For this exercise, set down all the records exactly as given.

══ DATASET EXCERPTS ══

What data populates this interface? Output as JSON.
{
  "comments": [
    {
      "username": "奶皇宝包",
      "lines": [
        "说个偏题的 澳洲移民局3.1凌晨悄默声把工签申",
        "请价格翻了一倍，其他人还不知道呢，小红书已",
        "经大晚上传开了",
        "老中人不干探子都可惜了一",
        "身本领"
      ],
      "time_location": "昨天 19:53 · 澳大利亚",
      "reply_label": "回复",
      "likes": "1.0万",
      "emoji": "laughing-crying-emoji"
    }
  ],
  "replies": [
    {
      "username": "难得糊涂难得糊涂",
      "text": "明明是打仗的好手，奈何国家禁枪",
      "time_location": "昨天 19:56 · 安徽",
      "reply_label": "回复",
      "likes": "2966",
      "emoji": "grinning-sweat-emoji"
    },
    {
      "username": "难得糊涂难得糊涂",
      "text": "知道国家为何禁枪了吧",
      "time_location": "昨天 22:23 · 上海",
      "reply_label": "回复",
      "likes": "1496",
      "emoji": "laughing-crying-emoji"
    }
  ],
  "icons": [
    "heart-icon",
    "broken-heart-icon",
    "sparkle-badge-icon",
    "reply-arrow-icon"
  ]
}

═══

- _WRITTEN REPLY_
What data populates this interface? Output as JSON.
{
  "comments": [
    {
      "username": "奶皇宝包",
      "lines": [
        "说个偏题的 澳洲移民局3.1凌晨悄默声把工签申",
        "请价格翻了一倍，其他人还不知道呢，小红书已",
        "经大晚上传开了",
        "老中人不干探子都可惜了一",
        "身本领"
      ],
      "time_location": "昨天 19:53 · 澳大利亚",
      "reply_label": "回复",
      "likes": "1.0万",
      "emoji": "laughing-crying-emoji"
    }
  ],
  "replies": [
    {
      "username": "难得糊涂难得糊涂",
      "text": "明明是打仗的好手，奈何国家禁枪",
      "time_location": "昨天 19:56 · 安徽",
      "reply_label": "回复",
      "likes": "2966",
      "emoji": "grinning-sweat-emoji"
    },
    {
      "username": "难得糊涂难得糊涂",
      "text": "知道国家为何禁枪了吧",
      "time_location": "昨天 22:23 · 上海",
      "reply_label": "回复",
      "likes": "1496",
      "emoji": "laughing-crying-emoji"
    }
  ],
  "icons": [
    "heart-icon",
    "broken-heart-icon",
    "sparkle-badge-icon",
    "reply-arrow-icon"
  ]
}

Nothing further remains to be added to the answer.